As a printmaker, I make images with woodblocks and with a walking press. I also make direct and indirect prints on paper from natural items, such as fish and leaves. I’m a member of the international Nature Printing Society and I’ll be teaching nature printing out of my studio here at Artists & Makers Studios.
Every individual should have access to art and culture in their daily lives. It’s our goal to provide a medium between art enthusiasts and the artists themselves.
From the outset, our project’s goal was to enable visitors to not only understand the art we display, but also to generate group discussions about the pieces as a way to bring culture into one’s valuable leisure time. We have forged many partnerships over the years and obtained many patrons who support this initiative.
Marian Osher had double vision until she had an eye operation at the age of four. With “new eyes” she delighted in a world of vision where she could see the single shapes of all things. And then she began to draw.

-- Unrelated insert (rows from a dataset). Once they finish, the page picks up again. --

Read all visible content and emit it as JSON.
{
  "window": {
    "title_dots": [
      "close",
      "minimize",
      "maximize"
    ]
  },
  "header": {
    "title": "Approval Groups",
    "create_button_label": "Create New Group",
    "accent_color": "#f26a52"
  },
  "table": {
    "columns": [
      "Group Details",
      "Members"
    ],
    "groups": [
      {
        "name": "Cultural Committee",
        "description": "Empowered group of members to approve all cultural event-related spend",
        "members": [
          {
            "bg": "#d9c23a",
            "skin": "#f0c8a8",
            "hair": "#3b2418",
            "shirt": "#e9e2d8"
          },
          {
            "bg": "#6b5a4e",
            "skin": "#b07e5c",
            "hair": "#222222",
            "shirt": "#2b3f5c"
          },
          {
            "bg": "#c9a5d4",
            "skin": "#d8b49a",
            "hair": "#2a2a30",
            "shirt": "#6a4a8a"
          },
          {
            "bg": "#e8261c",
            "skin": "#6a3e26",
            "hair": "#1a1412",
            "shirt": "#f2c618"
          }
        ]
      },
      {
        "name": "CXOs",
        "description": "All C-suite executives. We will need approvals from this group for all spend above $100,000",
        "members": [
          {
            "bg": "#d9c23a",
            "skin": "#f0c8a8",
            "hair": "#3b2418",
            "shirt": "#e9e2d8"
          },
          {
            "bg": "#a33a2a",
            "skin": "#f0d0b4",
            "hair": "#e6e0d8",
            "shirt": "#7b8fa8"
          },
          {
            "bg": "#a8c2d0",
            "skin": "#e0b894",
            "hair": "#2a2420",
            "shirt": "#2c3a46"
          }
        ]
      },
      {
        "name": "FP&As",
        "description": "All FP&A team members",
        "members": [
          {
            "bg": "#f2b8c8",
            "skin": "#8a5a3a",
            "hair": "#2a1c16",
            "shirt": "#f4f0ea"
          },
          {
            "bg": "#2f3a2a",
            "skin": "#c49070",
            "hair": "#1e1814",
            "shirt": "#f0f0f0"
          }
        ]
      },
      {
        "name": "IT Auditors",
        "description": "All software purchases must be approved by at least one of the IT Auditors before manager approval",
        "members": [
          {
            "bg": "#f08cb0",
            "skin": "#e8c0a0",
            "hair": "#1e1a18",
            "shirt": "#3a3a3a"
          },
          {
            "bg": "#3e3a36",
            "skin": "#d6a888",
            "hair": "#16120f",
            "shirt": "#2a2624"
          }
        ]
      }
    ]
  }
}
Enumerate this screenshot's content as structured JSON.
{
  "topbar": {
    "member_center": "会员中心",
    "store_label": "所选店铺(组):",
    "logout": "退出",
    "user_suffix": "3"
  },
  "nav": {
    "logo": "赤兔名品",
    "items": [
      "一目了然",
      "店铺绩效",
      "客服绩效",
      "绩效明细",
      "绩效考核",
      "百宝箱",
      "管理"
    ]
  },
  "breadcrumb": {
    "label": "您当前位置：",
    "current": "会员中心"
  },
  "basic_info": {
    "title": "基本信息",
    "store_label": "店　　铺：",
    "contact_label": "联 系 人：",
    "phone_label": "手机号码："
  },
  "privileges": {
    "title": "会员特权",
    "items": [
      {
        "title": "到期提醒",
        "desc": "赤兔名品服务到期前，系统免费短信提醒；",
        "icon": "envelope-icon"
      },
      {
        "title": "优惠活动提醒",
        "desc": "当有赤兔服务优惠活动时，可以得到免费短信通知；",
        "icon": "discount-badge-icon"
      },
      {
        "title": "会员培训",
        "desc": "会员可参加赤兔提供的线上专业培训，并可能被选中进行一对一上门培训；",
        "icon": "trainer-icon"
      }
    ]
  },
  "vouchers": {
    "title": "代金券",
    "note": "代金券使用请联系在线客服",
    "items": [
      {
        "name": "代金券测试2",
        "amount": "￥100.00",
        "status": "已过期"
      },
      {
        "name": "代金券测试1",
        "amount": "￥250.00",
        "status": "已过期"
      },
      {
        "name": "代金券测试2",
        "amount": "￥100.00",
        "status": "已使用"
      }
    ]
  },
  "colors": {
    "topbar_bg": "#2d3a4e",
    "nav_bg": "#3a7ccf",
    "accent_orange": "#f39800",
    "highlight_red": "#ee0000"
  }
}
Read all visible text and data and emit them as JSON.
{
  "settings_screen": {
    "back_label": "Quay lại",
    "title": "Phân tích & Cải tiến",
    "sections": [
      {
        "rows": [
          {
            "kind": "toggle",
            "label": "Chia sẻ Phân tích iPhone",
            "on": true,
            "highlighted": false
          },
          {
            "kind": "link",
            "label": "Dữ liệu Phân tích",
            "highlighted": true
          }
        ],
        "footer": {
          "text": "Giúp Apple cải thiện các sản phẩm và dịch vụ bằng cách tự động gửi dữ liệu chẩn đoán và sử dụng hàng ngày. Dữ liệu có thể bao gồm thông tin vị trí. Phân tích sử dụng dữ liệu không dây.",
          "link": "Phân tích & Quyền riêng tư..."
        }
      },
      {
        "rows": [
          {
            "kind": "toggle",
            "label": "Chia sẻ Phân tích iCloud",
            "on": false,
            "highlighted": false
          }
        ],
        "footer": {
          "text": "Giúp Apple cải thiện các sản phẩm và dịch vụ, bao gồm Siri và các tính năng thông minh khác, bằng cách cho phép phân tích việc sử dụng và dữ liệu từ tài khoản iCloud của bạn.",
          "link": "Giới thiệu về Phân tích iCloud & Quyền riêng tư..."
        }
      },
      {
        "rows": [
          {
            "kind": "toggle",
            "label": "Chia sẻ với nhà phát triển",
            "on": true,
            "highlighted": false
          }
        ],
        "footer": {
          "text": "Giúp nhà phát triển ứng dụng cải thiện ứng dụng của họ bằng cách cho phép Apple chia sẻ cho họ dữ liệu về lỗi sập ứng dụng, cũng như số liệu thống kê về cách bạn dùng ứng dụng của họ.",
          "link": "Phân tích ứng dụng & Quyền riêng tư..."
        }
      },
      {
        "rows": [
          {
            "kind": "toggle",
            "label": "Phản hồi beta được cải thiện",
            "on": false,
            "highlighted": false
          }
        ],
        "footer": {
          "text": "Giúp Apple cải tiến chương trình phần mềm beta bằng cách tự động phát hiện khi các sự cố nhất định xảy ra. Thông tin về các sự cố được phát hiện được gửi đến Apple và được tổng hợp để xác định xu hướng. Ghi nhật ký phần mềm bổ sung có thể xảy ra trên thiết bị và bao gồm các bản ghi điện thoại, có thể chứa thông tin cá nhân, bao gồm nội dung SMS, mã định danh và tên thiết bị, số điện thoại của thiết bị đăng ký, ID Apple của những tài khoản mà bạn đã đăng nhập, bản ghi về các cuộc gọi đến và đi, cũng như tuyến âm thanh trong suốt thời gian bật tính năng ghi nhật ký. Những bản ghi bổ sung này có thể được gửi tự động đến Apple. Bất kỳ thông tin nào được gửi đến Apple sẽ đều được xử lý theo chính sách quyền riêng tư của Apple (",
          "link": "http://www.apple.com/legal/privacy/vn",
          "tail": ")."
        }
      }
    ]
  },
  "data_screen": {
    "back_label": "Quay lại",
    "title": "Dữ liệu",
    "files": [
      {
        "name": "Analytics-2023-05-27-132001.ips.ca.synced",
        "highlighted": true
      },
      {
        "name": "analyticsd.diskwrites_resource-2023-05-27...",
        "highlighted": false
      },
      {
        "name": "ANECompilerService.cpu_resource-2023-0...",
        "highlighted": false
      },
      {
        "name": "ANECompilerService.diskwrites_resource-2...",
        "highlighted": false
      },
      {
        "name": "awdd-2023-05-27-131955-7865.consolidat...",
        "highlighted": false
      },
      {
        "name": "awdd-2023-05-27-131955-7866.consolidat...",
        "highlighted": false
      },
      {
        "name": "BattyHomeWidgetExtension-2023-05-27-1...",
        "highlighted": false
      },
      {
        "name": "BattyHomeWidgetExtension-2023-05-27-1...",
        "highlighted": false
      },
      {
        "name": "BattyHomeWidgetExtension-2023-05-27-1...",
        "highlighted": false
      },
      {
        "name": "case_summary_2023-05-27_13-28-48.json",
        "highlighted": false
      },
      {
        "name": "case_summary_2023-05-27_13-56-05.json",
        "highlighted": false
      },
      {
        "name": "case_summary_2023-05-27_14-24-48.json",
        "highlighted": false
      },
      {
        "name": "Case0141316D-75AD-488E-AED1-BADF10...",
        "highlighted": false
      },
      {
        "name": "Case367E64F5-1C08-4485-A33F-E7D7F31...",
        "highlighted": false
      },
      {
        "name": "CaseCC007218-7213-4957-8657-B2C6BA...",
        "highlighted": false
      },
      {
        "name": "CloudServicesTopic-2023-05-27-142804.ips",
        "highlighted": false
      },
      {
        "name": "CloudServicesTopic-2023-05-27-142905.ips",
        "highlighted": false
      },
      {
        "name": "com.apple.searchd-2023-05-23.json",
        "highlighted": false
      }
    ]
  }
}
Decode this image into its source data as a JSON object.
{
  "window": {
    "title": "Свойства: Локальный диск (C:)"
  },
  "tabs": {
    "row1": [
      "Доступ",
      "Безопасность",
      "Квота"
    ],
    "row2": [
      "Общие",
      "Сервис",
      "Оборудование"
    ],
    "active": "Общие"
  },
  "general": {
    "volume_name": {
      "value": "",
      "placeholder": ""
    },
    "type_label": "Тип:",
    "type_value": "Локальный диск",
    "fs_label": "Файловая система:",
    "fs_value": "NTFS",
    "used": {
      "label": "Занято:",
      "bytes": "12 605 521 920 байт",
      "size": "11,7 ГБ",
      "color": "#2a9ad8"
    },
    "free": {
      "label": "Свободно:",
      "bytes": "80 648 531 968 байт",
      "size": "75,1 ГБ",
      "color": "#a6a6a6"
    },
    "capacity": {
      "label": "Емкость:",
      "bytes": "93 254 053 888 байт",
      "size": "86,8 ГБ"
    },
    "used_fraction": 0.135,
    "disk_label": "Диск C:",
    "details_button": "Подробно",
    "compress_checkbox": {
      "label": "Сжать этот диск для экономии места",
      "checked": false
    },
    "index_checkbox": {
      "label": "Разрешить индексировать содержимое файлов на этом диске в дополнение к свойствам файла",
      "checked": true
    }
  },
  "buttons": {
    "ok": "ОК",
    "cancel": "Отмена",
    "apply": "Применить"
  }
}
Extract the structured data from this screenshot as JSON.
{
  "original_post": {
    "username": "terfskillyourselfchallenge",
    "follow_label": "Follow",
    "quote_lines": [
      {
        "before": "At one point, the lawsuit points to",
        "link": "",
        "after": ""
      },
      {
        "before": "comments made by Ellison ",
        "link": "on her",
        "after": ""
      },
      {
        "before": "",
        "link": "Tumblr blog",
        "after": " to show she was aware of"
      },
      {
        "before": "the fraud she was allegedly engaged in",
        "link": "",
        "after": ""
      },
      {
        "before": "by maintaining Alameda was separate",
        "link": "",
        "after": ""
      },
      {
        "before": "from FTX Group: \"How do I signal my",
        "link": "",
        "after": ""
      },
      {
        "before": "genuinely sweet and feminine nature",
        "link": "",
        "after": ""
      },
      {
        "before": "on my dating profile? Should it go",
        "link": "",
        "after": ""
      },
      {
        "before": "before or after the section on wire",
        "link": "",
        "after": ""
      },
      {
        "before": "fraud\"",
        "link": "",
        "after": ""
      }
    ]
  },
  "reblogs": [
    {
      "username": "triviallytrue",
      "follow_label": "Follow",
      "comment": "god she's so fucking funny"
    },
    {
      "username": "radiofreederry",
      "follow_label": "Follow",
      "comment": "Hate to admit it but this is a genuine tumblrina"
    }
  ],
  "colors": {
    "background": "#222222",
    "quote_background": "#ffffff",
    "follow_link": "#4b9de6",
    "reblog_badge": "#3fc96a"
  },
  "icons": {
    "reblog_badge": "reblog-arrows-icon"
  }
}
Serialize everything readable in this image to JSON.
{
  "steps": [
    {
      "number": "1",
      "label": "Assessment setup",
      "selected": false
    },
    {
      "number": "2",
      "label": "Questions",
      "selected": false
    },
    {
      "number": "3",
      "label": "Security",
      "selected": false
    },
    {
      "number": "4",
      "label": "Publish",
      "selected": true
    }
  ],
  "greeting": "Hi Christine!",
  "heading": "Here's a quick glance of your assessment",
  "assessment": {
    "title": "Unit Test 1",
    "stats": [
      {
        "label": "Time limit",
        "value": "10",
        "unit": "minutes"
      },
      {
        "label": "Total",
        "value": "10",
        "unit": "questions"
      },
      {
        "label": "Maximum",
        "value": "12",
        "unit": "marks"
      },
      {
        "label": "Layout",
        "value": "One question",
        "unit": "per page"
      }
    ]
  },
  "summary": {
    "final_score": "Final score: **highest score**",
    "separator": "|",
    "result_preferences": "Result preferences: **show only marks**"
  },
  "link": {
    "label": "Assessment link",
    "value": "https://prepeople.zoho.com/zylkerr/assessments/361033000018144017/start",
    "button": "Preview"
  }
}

“That was probably the beginning of becoming an artist. Processing and transforming what I see, and sharing what it means to me through my art helps define who I am.”
Regardless whether her approach is figurative or borders on abstraction, Osher enjoys experimenting with printmaking, mixed-media and painting, using water-soluble environmentally friendly media. She listens to music to enhance the process of letting go that leads her to intuitive color choices. She usually works thematically on a body of artwork that provides new insights and opportunities for personal growth.
“As I continue to evolve as a person, my art is like a river running through my life, taking new directions, influenced and inspired by my life’s experiences. I feel that art has helped me to become a more spiritual person, enabling me to feel the connection that we have with each other and with all of nature.”
Career Highlights: Marian Osher is a painter, printmaker, mixed-media artist, private art instructor and art consultant. She enjoys working at her studios in Maryland and near the Delaware seashore. Fearless Flying! 2016 is her 23rd solo show. She has had 6 solo shows in New York. Her artwork has been shown in numerous group exhibitions in the U.S., as well as international shows in Argentina, Australia, Belgium, Brazil, India, Italy, Moscow, and Shanghai. Her work is included in the permanent collections of the Library of Congress, National Museum of Women in the Arts, the Museum of Modern Art (Buenos Aires, Argentina), and the American Cultural Center (New Delhi, India). She is included in the Green Art Guide and the Women Environmental Art Directory. Osher was featured as a Spotlight Artist by the NY Examiner in 2016. Current gallery affiliations include the Ceres Gallery (NYC), Gallery 50 Contemporary Art (DE), Blank Slate Gallery (FL) and the Washington Printmakers Gallery (DC). She studied art at GWU (MFA), University of MD (BA), and took numerous art courses at Montgomery College in MD.
My passion for crochet stemmed from a birthday present my mother gave to me in 2014: a handmade, stuffed, crochet octopus. Something about the design of the cute creature caught my interest, and when I found the book that my mother had gotten the crochet pattern from, I was hooked!
Since then, I have started and (mostly) finished dozens and dozens of crochet projects, from wearable accessories to stuffed animals. I never intended to get into the field of fiber arts, but I found myself falling in love with it and want to continue experimenting with various patterns, materials, and creations.
Elody Crimi is an alumni graduate of the Washington School of Photography and is an accomplished commercial and fine arts photographer, specializing in landscape and portrait photography. She is also a photography instructor, teaching a vast range of classes including: Photoshop, Smartphone Photography, HDR Techniques, and DSLR Basics.
Her greatest passion is to experiment with raw images, using alternative processes and techniques to assure that the “emotion of the moment” has been captured. Currently, most of her work is creatively altered using various HDR techniques.